Data extracts.
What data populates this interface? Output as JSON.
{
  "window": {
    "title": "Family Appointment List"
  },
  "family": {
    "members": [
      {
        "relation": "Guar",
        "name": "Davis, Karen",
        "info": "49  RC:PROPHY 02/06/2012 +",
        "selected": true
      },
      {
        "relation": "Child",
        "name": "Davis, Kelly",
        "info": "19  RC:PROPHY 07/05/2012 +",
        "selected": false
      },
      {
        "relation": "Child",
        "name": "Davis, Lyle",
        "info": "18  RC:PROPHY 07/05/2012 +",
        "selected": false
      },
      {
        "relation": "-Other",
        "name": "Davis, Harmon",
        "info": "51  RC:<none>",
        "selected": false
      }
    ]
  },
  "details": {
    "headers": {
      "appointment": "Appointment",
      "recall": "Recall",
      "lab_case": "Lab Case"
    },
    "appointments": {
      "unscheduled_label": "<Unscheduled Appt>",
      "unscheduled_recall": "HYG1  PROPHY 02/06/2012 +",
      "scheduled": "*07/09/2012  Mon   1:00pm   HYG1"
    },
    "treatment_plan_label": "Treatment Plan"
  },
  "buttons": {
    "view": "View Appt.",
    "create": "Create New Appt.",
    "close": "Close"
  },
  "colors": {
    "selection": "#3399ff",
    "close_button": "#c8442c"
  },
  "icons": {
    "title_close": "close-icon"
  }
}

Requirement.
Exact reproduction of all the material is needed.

Task response.
What data populates this interface? Output as JSON.
{
  "window": {
    "title": "Family Appointment List"
  },
  "family": {
    "members": [
      {
        "relation": "Guar",
        "name": "Davis, Karen",
        "info": "49  RC:PROPHY 02/06/2012 +",
        "selected": true
      },
      {
        "relation": "Child",
        "name": "Davis, Kelly",
        "info": "19  RC:PROPHY 07/05/2012 +",
        "selected": false
      },
      {
        "relation": "Child",
        "name": "Davis, Lyle",
        "info": "18  RC:PROPHY 07/05/2012 +",
        "selected": false
      },
      {
        "relation": "-Other",
        "name": "Davis, Harmon",
        "info": "51  RC:<none>",
        "selected": false
      }
    ]
  },
  "details": {
    "headers": {
      "appointment": "Appointment",
      "recall": "Recall",
      "lab_case": "Lab Case"
    },
    "appointments": {
      "unscheduled_label": "<Unscheduled Appt>",
      "unscheduled_recall": "HYG1  PROPHY 02/06/2012 +",
      "scheduled": "*07/09/2012  Mon   1:00pm   HYG1"
    },
    "treatment_plan_label": "Treatment Plan"
  },
  "buttons": {
    "view": "View Appt.",
    "create": "Create New Appt.",
    "close": "Close"
  },
  "colors": {
    "selection": "#3399ff",
    "close_button": "#c8442c"
  },
  "icons": {
    "title_close": "close-icon"
  }
}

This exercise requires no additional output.